TASK DESCRIPTION ::
Could you copy every line of the data that contains the word "text"?

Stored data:

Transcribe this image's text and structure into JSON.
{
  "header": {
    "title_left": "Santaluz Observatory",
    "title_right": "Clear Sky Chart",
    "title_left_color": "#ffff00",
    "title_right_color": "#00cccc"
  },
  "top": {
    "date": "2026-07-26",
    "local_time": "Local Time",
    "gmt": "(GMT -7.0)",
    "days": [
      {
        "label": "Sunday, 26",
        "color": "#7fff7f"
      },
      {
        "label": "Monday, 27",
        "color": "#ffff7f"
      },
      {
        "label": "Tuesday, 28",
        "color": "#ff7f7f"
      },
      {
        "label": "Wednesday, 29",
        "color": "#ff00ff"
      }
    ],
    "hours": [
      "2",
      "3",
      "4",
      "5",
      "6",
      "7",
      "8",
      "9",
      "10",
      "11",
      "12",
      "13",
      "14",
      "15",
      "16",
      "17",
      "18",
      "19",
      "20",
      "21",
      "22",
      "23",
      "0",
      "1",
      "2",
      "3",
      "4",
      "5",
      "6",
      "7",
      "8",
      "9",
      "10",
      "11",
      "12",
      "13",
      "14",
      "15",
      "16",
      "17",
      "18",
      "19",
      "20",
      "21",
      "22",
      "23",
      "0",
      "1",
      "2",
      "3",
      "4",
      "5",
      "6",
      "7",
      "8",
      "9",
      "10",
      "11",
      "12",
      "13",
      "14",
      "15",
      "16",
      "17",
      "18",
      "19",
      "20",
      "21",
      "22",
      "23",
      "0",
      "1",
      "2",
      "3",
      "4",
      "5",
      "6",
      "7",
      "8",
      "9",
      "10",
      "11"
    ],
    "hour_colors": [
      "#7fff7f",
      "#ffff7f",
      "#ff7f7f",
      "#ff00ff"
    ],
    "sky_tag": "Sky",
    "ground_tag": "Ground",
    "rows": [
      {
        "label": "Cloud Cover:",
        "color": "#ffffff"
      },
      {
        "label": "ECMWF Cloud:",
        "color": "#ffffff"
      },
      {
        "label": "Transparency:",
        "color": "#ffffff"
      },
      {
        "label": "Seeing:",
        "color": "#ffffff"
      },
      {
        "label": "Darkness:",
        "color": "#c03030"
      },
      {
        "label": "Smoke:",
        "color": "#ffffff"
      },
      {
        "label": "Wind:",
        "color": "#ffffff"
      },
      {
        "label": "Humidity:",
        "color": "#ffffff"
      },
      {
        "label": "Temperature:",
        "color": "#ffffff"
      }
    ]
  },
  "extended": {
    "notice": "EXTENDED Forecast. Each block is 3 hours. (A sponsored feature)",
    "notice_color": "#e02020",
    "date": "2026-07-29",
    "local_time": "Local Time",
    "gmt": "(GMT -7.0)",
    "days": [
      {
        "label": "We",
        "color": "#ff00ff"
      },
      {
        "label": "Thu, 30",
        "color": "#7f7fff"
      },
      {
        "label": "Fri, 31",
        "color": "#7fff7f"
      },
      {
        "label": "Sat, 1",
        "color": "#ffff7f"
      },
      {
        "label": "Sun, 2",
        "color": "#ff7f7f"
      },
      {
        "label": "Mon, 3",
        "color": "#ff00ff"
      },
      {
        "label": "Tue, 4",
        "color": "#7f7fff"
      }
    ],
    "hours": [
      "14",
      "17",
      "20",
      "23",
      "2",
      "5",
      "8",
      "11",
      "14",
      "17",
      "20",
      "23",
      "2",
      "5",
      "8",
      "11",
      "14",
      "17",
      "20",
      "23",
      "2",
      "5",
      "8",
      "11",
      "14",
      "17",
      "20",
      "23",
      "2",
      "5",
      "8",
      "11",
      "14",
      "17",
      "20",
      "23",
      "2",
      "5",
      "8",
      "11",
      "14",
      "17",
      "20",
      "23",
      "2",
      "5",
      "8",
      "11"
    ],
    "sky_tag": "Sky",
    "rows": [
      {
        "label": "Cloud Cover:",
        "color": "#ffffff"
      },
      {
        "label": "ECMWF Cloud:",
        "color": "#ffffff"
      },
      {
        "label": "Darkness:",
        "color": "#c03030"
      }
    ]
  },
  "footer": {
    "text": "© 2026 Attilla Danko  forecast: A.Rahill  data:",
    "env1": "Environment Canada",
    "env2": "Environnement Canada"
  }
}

EXERCISE ANSWER ::
Transcribe this image's text and structure into JSON.
    "text": "© 2026 Attilla Danko  forecast: A.Rahill  data:",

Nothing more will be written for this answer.